- Problem to work on: Word for word, copy the records that follow.

Data supplied START

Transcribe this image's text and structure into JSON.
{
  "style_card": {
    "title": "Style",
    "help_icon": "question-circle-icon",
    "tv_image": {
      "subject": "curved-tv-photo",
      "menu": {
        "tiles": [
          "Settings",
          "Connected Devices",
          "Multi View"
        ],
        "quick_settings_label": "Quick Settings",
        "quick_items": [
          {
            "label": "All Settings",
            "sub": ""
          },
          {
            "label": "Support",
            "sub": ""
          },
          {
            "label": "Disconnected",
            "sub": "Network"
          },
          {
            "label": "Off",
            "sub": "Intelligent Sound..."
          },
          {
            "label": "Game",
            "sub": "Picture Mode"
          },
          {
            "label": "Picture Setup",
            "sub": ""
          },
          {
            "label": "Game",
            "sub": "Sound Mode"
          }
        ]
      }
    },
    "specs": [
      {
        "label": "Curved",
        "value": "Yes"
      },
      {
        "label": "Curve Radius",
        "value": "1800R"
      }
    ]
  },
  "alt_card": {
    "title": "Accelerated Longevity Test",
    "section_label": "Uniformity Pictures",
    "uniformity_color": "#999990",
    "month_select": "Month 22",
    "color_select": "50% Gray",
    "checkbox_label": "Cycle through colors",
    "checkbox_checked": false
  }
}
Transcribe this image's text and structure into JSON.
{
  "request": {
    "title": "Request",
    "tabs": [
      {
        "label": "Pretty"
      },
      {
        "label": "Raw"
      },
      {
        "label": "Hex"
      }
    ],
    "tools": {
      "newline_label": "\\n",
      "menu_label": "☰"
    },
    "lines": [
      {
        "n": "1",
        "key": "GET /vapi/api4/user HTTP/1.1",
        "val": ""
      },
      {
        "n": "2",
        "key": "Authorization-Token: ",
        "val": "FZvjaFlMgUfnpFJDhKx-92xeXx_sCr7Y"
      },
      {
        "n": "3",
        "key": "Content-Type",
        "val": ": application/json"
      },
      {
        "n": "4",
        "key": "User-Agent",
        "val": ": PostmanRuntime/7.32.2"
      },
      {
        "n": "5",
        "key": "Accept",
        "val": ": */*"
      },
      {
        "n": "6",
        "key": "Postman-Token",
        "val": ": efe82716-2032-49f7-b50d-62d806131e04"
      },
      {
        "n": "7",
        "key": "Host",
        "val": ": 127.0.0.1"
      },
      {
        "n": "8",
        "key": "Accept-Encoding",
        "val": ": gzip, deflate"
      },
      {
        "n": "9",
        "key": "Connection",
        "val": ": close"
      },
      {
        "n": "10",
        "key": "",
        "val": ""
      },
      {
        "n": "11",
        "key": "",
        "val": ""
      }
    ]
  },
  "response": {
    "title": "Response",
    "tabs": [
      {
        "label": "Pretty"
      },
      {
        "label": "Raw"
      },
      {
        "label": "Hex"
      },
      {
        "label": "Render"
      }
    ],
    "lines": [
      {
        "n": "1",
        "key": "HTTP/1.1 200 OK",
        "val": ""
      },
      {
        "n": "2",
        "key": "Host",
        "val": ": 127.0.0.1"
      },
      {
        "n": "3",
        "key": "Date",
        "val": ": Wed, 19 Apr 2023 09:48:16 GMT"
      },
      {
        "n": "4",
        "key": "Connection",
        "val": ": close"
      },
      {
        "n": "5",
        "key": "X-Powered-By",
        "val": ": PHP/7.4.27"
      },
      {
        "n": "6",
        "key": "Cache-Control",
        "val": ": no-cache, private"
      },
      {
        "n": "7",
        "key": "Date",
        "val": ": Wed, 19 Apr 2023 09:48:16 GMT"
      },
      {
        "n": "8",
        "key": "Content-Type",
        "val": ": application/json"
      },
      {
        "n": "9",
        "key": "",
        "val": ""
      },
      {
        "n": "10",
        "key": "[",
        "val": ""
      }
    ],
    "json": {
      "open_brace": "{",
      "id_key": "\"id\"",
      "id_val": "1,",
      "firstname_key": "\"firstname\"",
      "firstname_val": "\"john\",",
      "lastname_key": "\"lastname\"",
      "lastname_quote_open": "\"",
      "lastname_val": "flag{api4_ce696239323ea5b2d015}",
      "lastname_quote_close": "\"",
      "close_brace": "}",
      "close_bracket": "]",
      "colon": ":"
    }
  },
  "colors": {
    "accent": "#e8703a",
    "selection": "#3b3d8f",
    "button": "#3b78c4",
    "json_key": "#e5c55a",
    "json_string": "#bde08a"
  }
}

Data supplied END

- Answer below:
Transcribe this image's text and structure into JSON.
{
  "style_card": {
    "title": "Style",
    "help_icon": "question-circle-icon",
    "tv_image": {
      "subject": "curved-tv-photo",
      "menu": {
        "tiles": [
          "Settings",
          "Connected Devices",
          "Multi View"
        ],
        "quick_settings_label": "Quick Settings",
        "quick_items": [
          {
            "label": "All Settings",
            "sub": ""
          },
          {
            "label": "Support",
            "sub": ""
          },
          {
            "label": "Disconnected",
            "sub": "Network"
          },
          {
            "label": "Off",
            "sub": "Intelligent Sound..."
          },
          {
            "label": "Game",
            "sub": "Picture Mode"
          },
          {
            "label": "Picture Setup",
            "sub": ""
          },
          {
            "label": "Game",
            "sub": "Sound Mode"
          }
        ]
      }
    },
    "specs": [
      {
        "label": "Curved",
        "value": "Yes"
      },
      {
        "label": "Curve Radius",
        "value": "1800R"
      }
    ]
  },
  "alt_card": {
    "title": "Accelerated Longevity Test",
    "section_label": "Uniformity Pictures",
    "uniformity_color": "#999990",
    "month_select": "Month 22",
    "color_select": "50% Gray",
    "checkbox_label": "Cycle through colors",
    "checkbox_checked": false
  }
}
Transcribe this image's text and structure into JSON.
{
  "request": {
    "title": "Request",
    "tabs": [
      {
        "label": "Pretty"
      },
      {
        "label": "Raw"
      },
      {
        "label": "Hex"
      }
    ],
    "tools": {
      "newline_label": "\\n",
      "menu_label": "☰"
    },
    "lines": [
      {
        "n": "1",
        "key": "GET /vapi/api4/user HTTP/1.1",
        "val": ""
      },
      {
        "n": "2",
        "key": "Authorization-Token: ",
        "val": "FZvjaFlMgUfnpFJDhKx-92xeXx_sCr7Y"
      },
      {
        "n": "3",
        "key": "Content-Type",
        "val": ": application/json"
      },
      {
        "n": "4",
        "key": "User-Agent",
        "val": ": PostmanRuntime/7.32.2"
      },
      {
        "n": "5",
        "key": "Accept",
        "val": ": */*"
      },
      {
        "n": "6",
        "key": "Postman-Token",
        "val": ": efe82716-2032-49f7-b50d-62d806131e04"
      },
      {
        "n": "7",
        "key": "Host",
        "val": ": 127.0.0.1"
      },
      {
        "n": "8",
        "key": "Accept-Encoding",
        "val": ": gzip, deflate"
      },
      {
        "n": "9",
        "key": "Connection",
        "val": ": close"
      },
      {
        "n": "10",
        "key": "",
        "val": ""
      },
      {
        "n": "11",
        "key": "",
        "val": ""
      }
    ]
  },
  "response": {
    "title": "Response",
    "tabs": [
      {
        "label": "Pretty"
      },
      {
        "label": "Raw"
      },
      {
        "label": "Hex"
      },
      {
        "label": "Render"
      }
    ],
    "lines": [
      {
        "n": "1",
        "key": "HTTP/1.1 200 OK",
        "val": ""
      },
      {
        "n": "2",
        "key": "Host",
        "val": ": 127.0.0.1"
      },
      {
        "n": "3",
        "key": "Date",
        "val": ": Wed, 19 Apr 2023 09:48:16 GMT"
      },
      {
        "n": "4",
        "key": "Connection",
        "val": ": close"
      },
      {
        "n": "5",
        "key": "X-Powered-By",
        "val": ": PHP/7.4.27"
      },
      {
        "n": "6",
        "key": "Cache-Control",
        "val": ": no-cache, private"
      },
      {
        "n": "7",
        "key": "Date",
        "val": ": Wed, 19 Apr 2023 09:48:16 GMT"
      },
      {
        "n": "8",
        "key": "Content-Type",
        "val": ": application/json"
      },
      {
        "n": "9",
        "key": "",
        "val": ""
      },
      {
        "n": "10",
        "key": "[",
        "val": ""
      }
    ],
    "json": {
      "open_brace": "{",
      "id_key": "\"id\"",
      "id_val": "1,",
      "firstname_key": "\"firstname\"",
      "firstname_val": "\"john\",",
      "lastname_key": "\"lastname\"",
      "lastname_quote_open": "\"",
      "lastname_val": "flag{api4_ce696239323ea5b2d015}",
      "lastname_quote_close": "\"",
      "close_brace": "}",
      "close_bracket": "]",
      "colon": ":"
    }
  },
  "colors": {
    "accent": "#e8703a",
    "selection": "#3b3d8f",
    "button": "#3b78c4",
    "json_key": "#e5c55a",
    "json_string": "#bde08a"
  }
}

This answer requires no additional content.